Another set of essays focus more on the "Get Lost Generation," the Millennials or Generation Y, who came of age expecting that a college education would allow them to do it all, have it all, and change whatever discomforted them in the world they inherited.  Society fostered some of these expectations.  Others seem to have been mass delusions.  In any case, the Great Recession dashed a lot of hopes and made young people re-examine the value of a college education, a job, owning a home, marrying (since none of them have turned out as expected, at least since the Great Recession). 

If you are white and from a middle-class background and a member of this generation, you will probably find yourself or people you know portrayed in this book.  For a late Baby Boomer like me, it offers a chance to listen in to conversations and soliloquies I might not otherwise hear.  I do think a limitation of the book is that it doesn't solicit the voices of Black, Latino, and/or immigrant youth.  I have worked with people from those cohorts, and I think they would have a whole different set of concerns (and express shared concerns in a very different way).

The least developed set of essays in the book deal with the "age of crisis" we live in.  When I was in my twenties and attending graduate school, I provided personal care to an old leftist who had suffered a stroke.  One day, I told him that the undergraduates I taught didn't know about Vietnam or Watergate. "They have no sense of history!" I exclaimed.  "Neither do you," he retorted, and reeled off a series of important events from the first half of the twentieth century that I had barely heard of.

So, I am not in any position to blame the writers of this book for exaggerating the unique quality of the age they live in--but that is what they do.  There is no sense that protest began before Occupy Wall Street.  There are no references to the long history of cooperatives in this country, let alone Mondragon, in Spain.  And few of these writers consider that some of the wonderful experiments in collective living, collaborative consumption, and political activism they are engaged in might not survive when they need enough income to raise a child, or health insurance for themselves, or money and leisure to afford to take care of an aging parent.  (The essay "Get on the Lattice" by Ahlander and Kofman is a notable exception.)

We should all read this book--and share it with others.  Then, we should invite friends and strangers to a potluck dinner and discuss what it means to each of us.  That way, we can take up the challenge this book poses and carry it further.

The Spies at the Bar and Bat Mitzvahs

This past Saturday, Jews around the world read Parshat Sh'lach, the section of the Torah in which Moses sends out spies to scout out the land of Canaan. 

It's notoriously difficult to turn human intelligence into policy.  There's always room for interpretation.  We find that in this Torah portion, where ten spies have one report and two another.

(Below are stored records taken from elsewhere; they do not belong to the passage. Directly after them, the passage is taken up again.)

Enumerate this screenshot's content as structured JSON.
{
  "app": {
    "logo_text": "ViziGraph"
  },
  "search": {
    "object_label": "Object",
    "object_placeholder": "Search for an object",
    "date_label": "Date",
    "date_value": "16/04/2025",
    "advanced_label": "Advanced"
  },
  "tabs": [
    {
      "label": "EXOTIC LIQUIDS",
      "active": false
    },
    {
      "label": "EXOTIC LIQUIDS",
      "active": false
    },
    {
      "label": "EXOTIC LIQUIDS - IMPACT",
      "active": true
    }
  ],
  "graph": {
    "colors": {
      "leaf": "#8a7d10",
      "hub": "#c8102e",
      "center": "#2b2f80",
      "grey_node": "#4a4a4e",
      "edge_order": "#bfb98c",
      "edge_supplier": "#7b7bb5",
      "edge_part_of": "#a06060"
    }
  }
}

Moses and Aaron react calmly to the reports, whereas the mass of the people of the Israel want to stone them to death for leading them into a trap!

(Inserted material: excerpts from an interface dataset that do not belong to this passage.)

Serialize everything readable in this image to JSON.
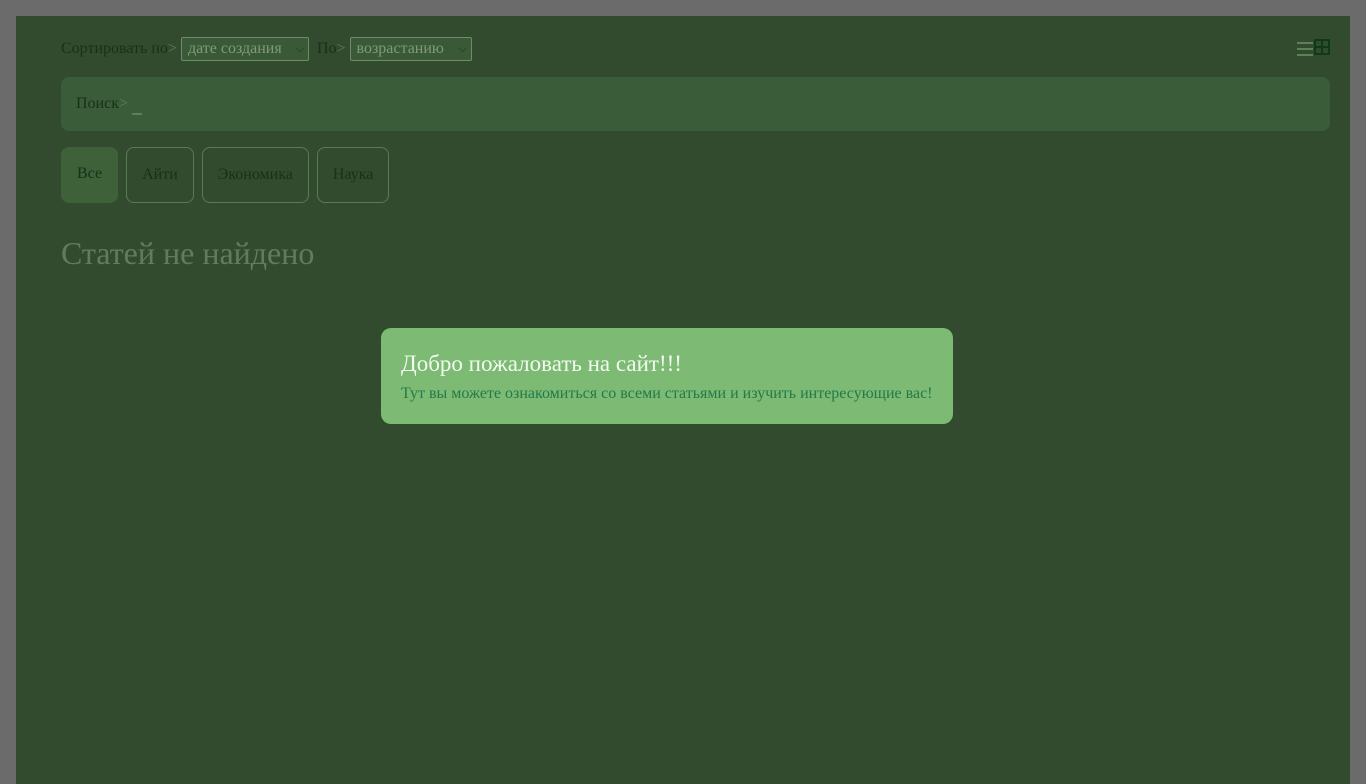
{
  "toolbar": {
    "sort_label": "Сортировать по",
    "sort_arrow": ">",
    "sort_value": "дате создания",
    "order_label": "По",
    "order_arrow": ">",
    "order_value": "возрастанию"
  },
  "view_toggle": {
    "list_icon": "list-icon",
    "grid_icon": "grid-icon"
  },
  "search": {
    "label": "Поиск",
    "arrow": ">",
    "value": ""
  },
  "filters": {
    "all": "Все",
    "it": "Айти",
    "economy": "Экономика",
    "science": "Наука"
  },
  "content": {
    "empty_message": "Статей не найдено"
  },
  "modal": {
    "title": "Добро пожаловать на сайт!!!",
    "text": "Тут вы можете ознакомиться со всеми статьями и изучить интересующие вас!"
  }
}
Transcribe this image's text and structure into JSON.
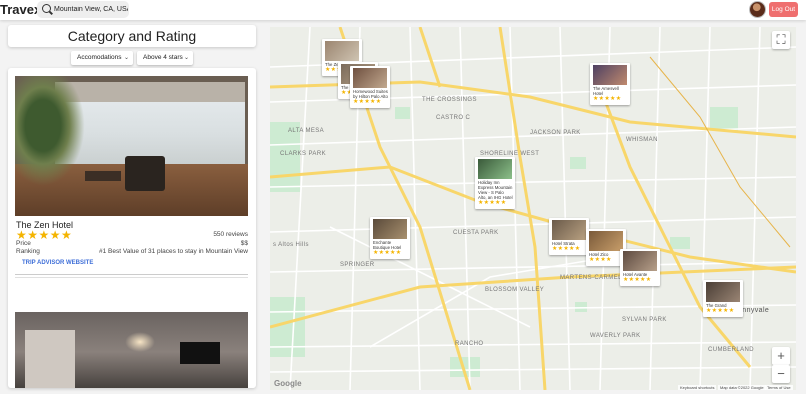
{
  "header": {
    "brand": "Travex",
    "search_value": "Mountain View, CA, USA",
    "logout_label": "Log Out"
  },
  "sidebar": {
    "title": "Category and Rating",
    "type_filter": "Accomodations",
    "rating_filter": "Above 4 stars"
  },
  "hotels": [
    {
      "name": "The Zen Hotel",
      "stars": "★★★★★",
      "rating": 5,
      "reviews": "550 reviews",
      "price_label": "Price",
      "price": "$$",
      "ranking_label": "Ranking",
      "ranking": "#1 Best Value of 31 places to stay in Mountain View",
      "link_tripadvisor": "TRIP ADVISOR",
      "link_website": "WEBSITE"
    }
  ],
  "map": {
    "labels": {
      "altamesa": "ALTA MESA",
      "crossings": "THE CROSSINGS",
      "castroc": "CASTRO C",
      "jackson": "JACKSON PARK",
      "whisman": "WHISMAN",
      "clarks": "CLARKS PARK",
      "shoreline": "SHORELINE WEST",
      "cuesta": "CUESTA PARK",
      "losaltos": "s Altos Hills",
      "springer": "SPRINGER",
      "martens": "MARTENS-CARMELITA",
      "blossom": "BLOSSOM VALLEY",
      "sylvan": "SYLVAN PARK",
      "waverly": "WAVERLY PARK",
      "rancho": "RANCHO",
      "cumberland": "CUMBERLAND",
      "sunnyvale": "unnyvale"
    },
    "google": "Google",
    "attr_shortcuts": "Keyboard shortcuts",
    "attr_data": "Map data ©2022 Google",
    "attr_terms": "Terms of Use",
    "pins": [
      {
        "name": "The Ze",
        "stars": "★★★"
      },
      {
        "name": "The\nMo",
        "stars": "★★"
      },
      {
        "name": "Homewood Suites by Hilton Palo Alto",
        "stars": "★★★★★"
      },
      {
        "name": "The Amesvell Hotel",
        "stars": "★★★★★"
      },
      {
        "name": "Holiday Inn Express Mountain View - S Palo Alto, an IHG Hotel",
        "stars": "★★★★★"
      },
      {
        "name": "Enchante Boutique Hotel",
        "stars": "★★★★★"
      },
      {
        "name": "Hotel Strata",
        "stars": "★★★★★"
      },
      {
        "name": "Hotel Zico",
        "stars": "★★★★"
      },
      {
        "name": "Hotel Avante",
        "stars": "★★★★★"
      },
      {
        "name": "The Grand",
        "stars": "★★★★★"
      }
    ]
  }
}
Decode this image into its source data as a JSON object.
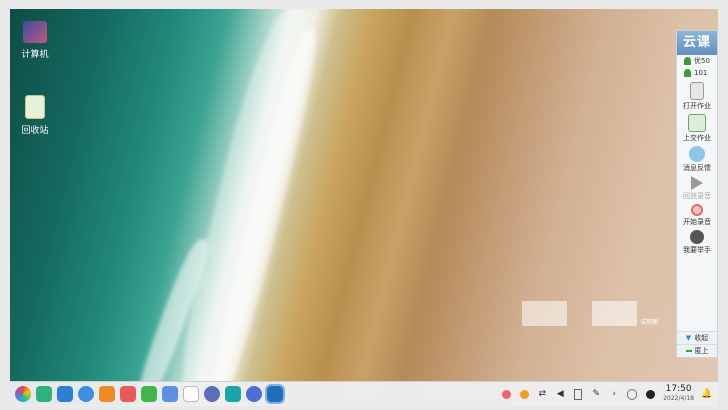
{
  "desktop": {
    "icons": [
      {
        "label": "计算机"
      },
      {
        "label": "回收站"
      }
    ],
    "watermark_text": "试用期"
  },
  "panel": {
    "logo": "云课",
    "stat_1": "优50",
    "stat_2": "101",
    "tools": [
      {
        "label": "打开作业"
      },
      {
        "label": "上交作业"
      },
      {
        "label": "消息反馈"
      },
      {
        "label": "回放录音"
      },
      {
        "label": "开始录音"
      },
      {
        "label": "我要举手"
      }
    ],
    "collapse_label": "收起",
    "minimize_label": "匿上"
  },
  "taskbar": {
    "time": "17:50",
    "date": "2022/4/18"
  }
}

What's bad for policy--diverse interpretations--is good for reading.  Since my dear niece Fay Stoloff's bat mitzvah five years ago, I have heard three entirely different readings of Parshat Sh'lach. 

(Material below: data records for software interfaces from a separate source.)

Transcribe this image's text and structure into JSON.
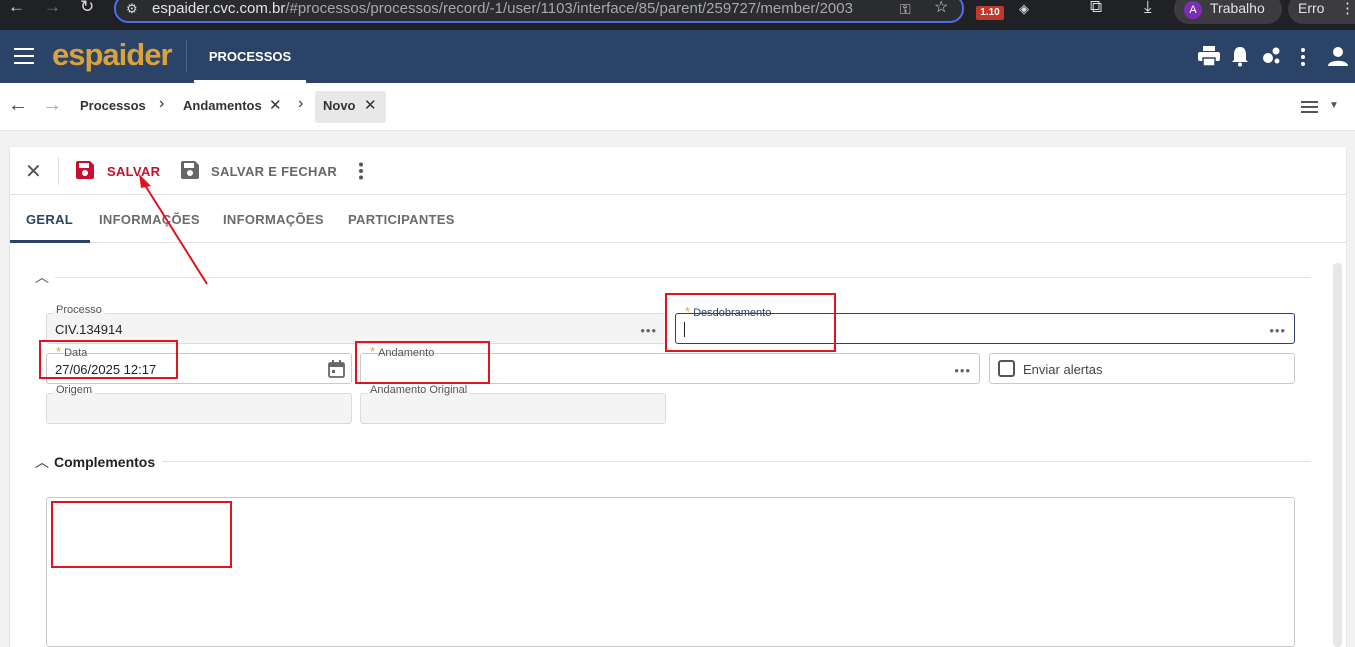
{
  "browser": {
    "url_host": "espaider.cvc.com.br",
    "url_path": "/#processos/processos/record/-1/user/1103/interface/85/parent/259727/member/2003",
    "extension_badge": "1.10",
    "profile_initial": "A",
    "profile_name": "Trabalho",
    "error_label": "Erro"
  },
  "header": {
    "logo": "espaider",
    "module_tab": "PROCESSOS"
  },
  "breadcrumb": {
    "items": [
      {
        "label": "Processos"
      },
      {
        "label": "Andamentos"
      },
      {
        "label": "Novo"
      }
    ]
  },
  "toolbar": {
    "save_label": "SALVAR",
    "save_close_label": "SALVAR E FECHAR"
  },
  "tabs": [
    {
      "label": "GERAL",
      "active": true
    },
    {
      "label": "INFORMAÇÕES"
    },
    {
      "label": "INFORMAÇÕES"
    },
    {
      "label": "PARTICIPANTES"
    }
  ],
  "form": {
    "processo": {
      "label": "Processo",
      "value": "CIV.134914"
    },
    "desdobramento": {
      "label": "Desdobramento",
      "value": "",
      "required": true
    },
    "data": {
      "label": "Data",
      "value": "27/06/2025 12:17",
      "required": true
    },
    "andamento": {
      "label": "Andamento",
      "value": "",
      "required": true
    },
    "enviar_alertas": {
      "label": "Enviar alertas",
      "checked": false
    },
    "origem": {
      "label": "Origem",
      "value": ""
    },
    "andamento_original": {
      "label": "Andamento Original",
      "value": ""
    }
  },
  "complementos": {
    "title": "Complementos",
    "value": ""
  },
  "colors": {
    "header_bg": "#2b4366",
    "accent_red": "#c8102e",
    "logo_gold": "#d9a23c",
    "annotation_red": "#e0141e"
  }
}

  1. Rav Jeremy, the rabbi at Fay's temple in Willimantic, says that a can-do attitude can be more discouraging than an honest assessment of the problems we confront.
  2. Aaron O'Malley, a bar mitzvah at Temple B'nai Brith, admires his namesake Aaron the priest for speaking truth in the face of opposition.
  3. Anna Carton Smith, a bat mitzvah at Temple B'nai Brith, reminds us that our doubts about ourselves may not be how others actually see us.
All good lessons.  All useful to different people at different times.  I thank these three readers for "spying out" some of the meanings of the story, and I invite you to click on the links and spend a minute with each.